Saturday 6 November
By 0600 the ship had already entered a large bay and soon the anchor had been dropped. A couple of Whimbrels flew past the ship to cross the bay and ahead a gathering of mixed gulls sat on a small jetty.

We left the ship after breakfast. At the jetty two buses waited to take us towards Nazca and the mysterious Nazca Lines. The birding here produced Cinereous Conebills, Hooded Siskin and we had good views of two Oasis Hummingbirds.

Sunday 7 November
Sunrise was at 0630. As I reached the upper deck a Snowy Egret looked decidedly out of place sitting on one of the zodiacs. The early morning seabirding was simply phenomenal! With a flat calm sea the birds could easily be seen at distance. The numbers of storm-petrels really surprised me; hundreds of Markham's Storm-Petrels were tallied and within an hour the first Ringed Storm-Petrel was seen, the count of this species was to exceed one thousand over the day! Salvin's Albatross started to appear, most being singles, that annoyingly flew away at the ship's approach - this species is not a ship-follower, like the 'Great' albatrosses. Many flocks of phalaropes were on the sea and others were flying past, some groups contained many hundreds of birds and of both species, Grey and Red-necked Phalarope.

After a hurried breakfast it was back on deck to see smart Swallow-tailed Gulls that looked like large Sabine's Gulls, followed shortly afterwards by Pomarine Skuas, then occasional terns added to the variety. We were out of sight of land, 28 miles from shore, when a juvenile Peregrine materialised from nowhere and was seen attacking storm-petrels - twice, at least, the strikes were successful. It would tear its prey on the wing to devour it. It circled the ship but was not seen to land.

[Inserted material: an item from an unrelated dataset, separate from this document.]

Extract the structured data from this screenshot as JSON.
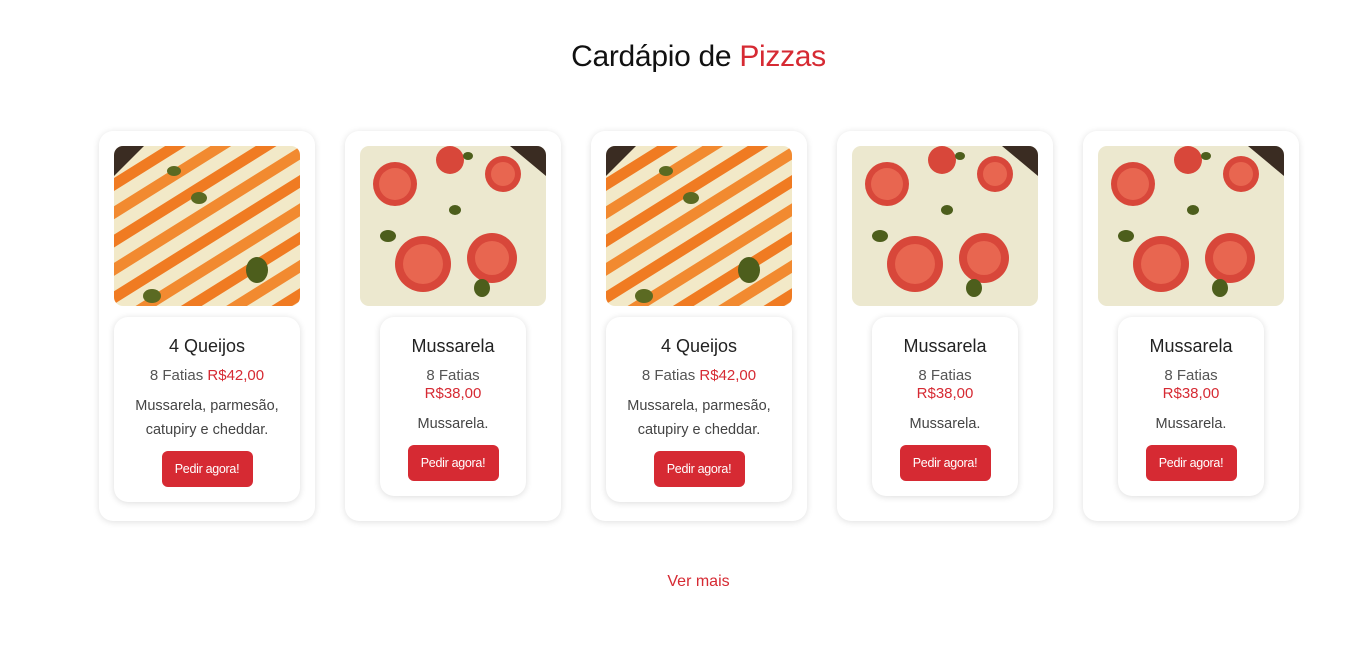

Whales were well recorded also - dozens of Sperm Whales, even three Cuvier's Beaked Whales. These latter ‘small’ whales belong to the little known family, Ziphiidae. Dolphins were seen corralling fish, which in turn attracted the birds. Some feeding frenzies contained thousands of Sooty Shearwaters (more than 10,000 were logged today) and one further unusual sighting were the sea turtles. These were Olive Ridley Turtles and one at the surface even had an Arctic Tern hitching a ride on its back! This had been a very special day indeed for seabirding, one of the best!